I believe that I've always been doing the no-code thing. Starting as an engineer, one of the things that I always tasked myself with was creating software and products that didn't require business operators to have to ping me all day for changes. So I believe as an engineer, no-code always stuck out to me from an architecture standpoint and a design and product perspective. So that way, technology can be more of an enabler. So I believe foundationally, I’ve had it since I started in e-commerce as an engineer dating back to 2009.
I got into no-code before no-code was nearly as popular as it is today. But that was back in 2017 and I really saw the rise of design tools with Figma, Sketch, and Invision — all those tools becoming really popular. But there wasn't really anything that took what you built and translated into a real product. So what I wanted to do is basically take that and build a product that let you build a fully functional mobile app, but not having to know how to code.
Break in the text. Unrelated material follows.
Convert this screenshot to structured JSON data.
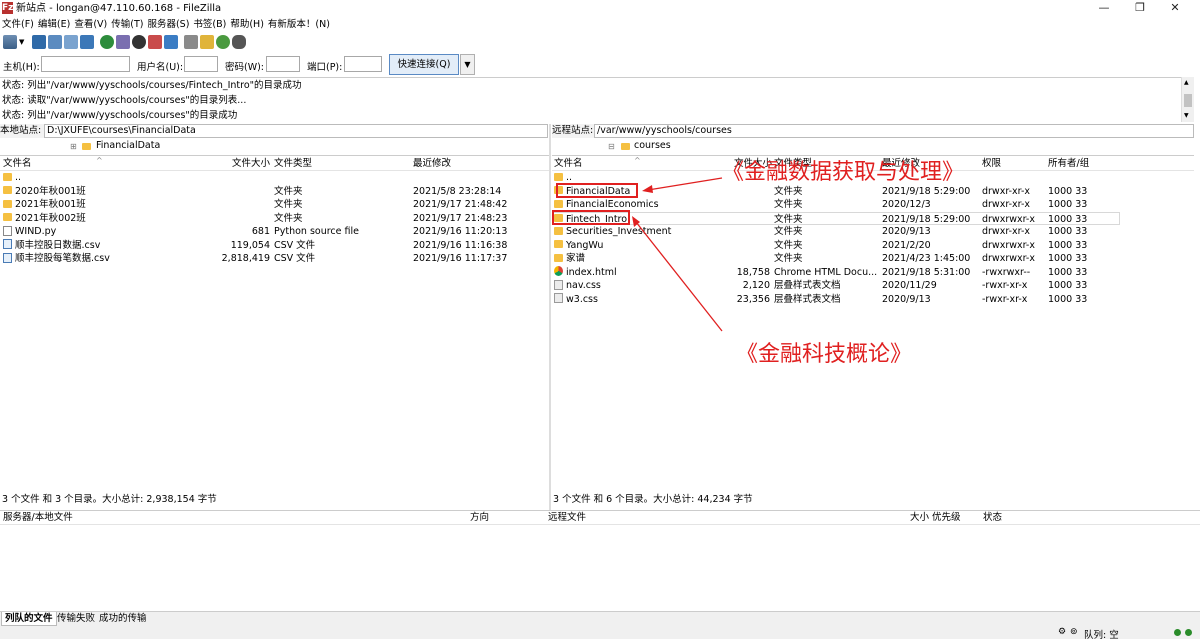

I've been doing some version of no-code for a while. I've worked in a lot of different industries, and in each we had some version of embracing no-code or low-code tools. And when you look back at when I was first getting into technology, I would building websites with Dreamweaver or Visual Basic.
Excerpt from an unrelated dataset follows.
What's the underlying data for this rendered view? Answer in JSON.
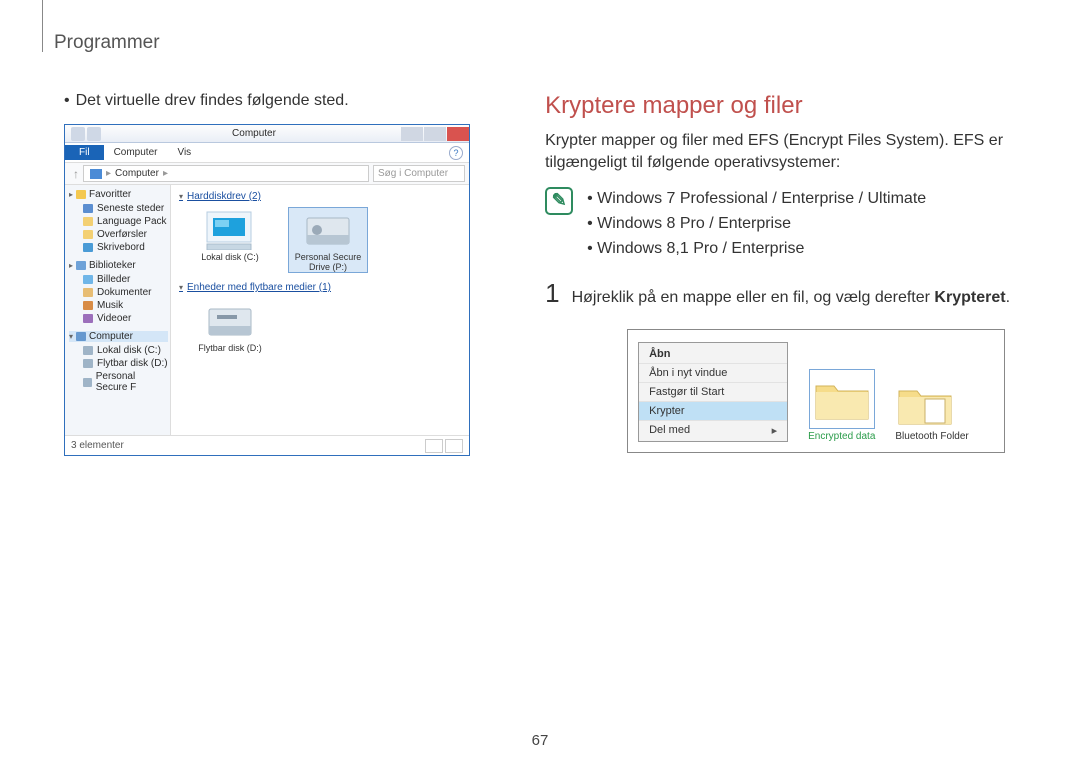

We started building Draftbit after trying to build a different business — a mobile app. We were sort of just frustrated, even with great co-founders, at hard it was to get the first version of our mobile app out the door. We realized that we really were passionate about making it easier for us, or anyone, to get our first version out and iterate on it.
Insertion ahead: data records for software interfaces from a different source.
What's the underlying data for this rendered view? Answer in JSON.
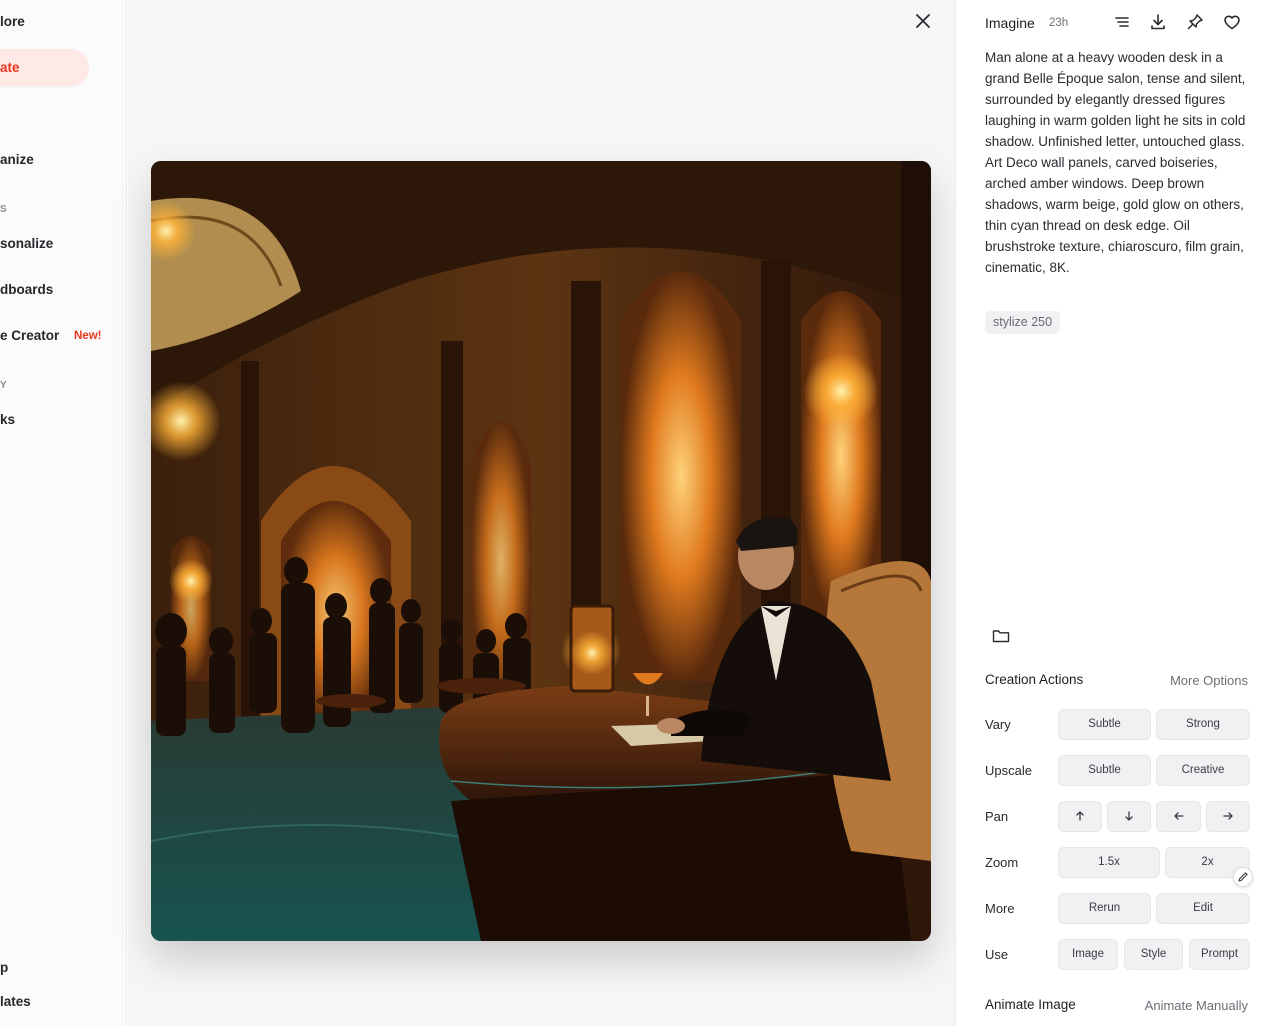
{
  "sidebar": {
    "items": [
      {
        "label": "lore"
      },
      {
        "label": "ate"
      },
      {
        "label": "anize"
      },
      {
        "label": "sonalize"
      },
      {
        "label": "dboards"
      },
      {
        "label": "e Creator"
      },
      {
        "label": "ks"
      },
      {
        "label": "p"
      },
      {
        "label": "lates"
      }
    ],
    "sections": [
      "S",
      "Y"
    ],
    "new_badge": "New!"
  },
  "header": {
    "title": "Imagine",
    "time": "23h",
    "icons": [
      "list-icon",
      "download-icon",
      "pin-icon",
      "heart-icon"
    ]
  },
  "prompt": "Man alone at a heavy wooden desk in a grand Belle Époque salon, tense and silent, surrounded by elegantly dressed figures laughing in warm golden light he sits in cold shadow. Unfinished letter, untouched glass. Art Deco wall panels, carved boiseries, arched amber windows. Deep brown shadows, warm beige, gold glow on others, thin cyan thread on desk edge. Oil brushstroke texture, chiaroscuro, film grain, cinematic, 8K.",
  "param": "stylize 250",
  "creation": {
    "title": "Creation Actions",
    "more_options": "More Options",
    "rows": [
      {
        "label": "Vary",
        "buttons": [
          "Subtle",
          "Strong"
        ]
      },
      {
        "label": "Upscale",
        "buttons": [
          "Subtle",
          "Creative"
        ]
      },
      {
        "label": "Pan",
        "buttons": [
          "arrow-up-icon",
          "arrow-down-icon",
          "arrow-left-icon",
          "arrow-right-icon"
        ]
      },
      {
        "label": "Zoom",
        "buttons": [
          "1.5x",
          "2x"
        ]
      },
      {
        "label": "More",
        "buttons": [
          "Rerun",
          "Edit"
        ]
      },
      {
        "label": "Use",
        "buttons": [
          "Image",
          "Style",
          "Prompt"
        ]
      }
    ]
  },
  "animate": {
    "title": "Animate Image",
    "link": "Animate Manually"
  },
  "colors": {
    "accent": "#e8381d",
    "accent_bg": "#ffe9e6"
  }
}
I think I got into no-code before I really knew what no-code was just by playing around with no-code tools maybe like five or six years ago. My intro was Zapier, the holy grail of integrations. I've always been at this intersection of technical and non-technical and I've always found no-code as a beautiful mix of those things.
No-code is really, really part of the tech stack that I use on a day to day basis and teach amongst even my own team, so I thought why not join a company like Voiceflow, who's gonna make a really big impact in the voice space and the no-code space?
In terms of getting started with no code, when it comes to design, back in the day Dreamweaver was my earliest experience with no-code.
I guess my excitement in the no-code space was sort of reinvigorated just more recently, obviously, as 8020, came to life. I got an opportunity to officially join and kind of steer the ship. Obviously getting back to scratching that itch from a design perspective has been great, but then also just kind of more broadly to start to help, along with everybody else, figure out a lot of what this means, is kind of the exciting part.
[Ben] I have a background in creating with code and started just by making my own sites, HTML, CSS, and then really got into WordPress and developing custom WordPress themes. And then I started working on a project where I had limited resources and I was trying to build a lot of sites and it's like, “There's gotta be a better way to do this. This is so, so tough” And so then I found Webflow, and I was like, “Oh sweet, let's give this a go!”
[Matt] In terms of Visual Dev FM, it was originally formed around the idea that Ben and I get coffee every Friday just to talk no-code, and nerd out, and it just started from us being like, we should — the most basic thought ever — we should start a podcast about this. And so we did, and then we met Lacey and the podcast got way better.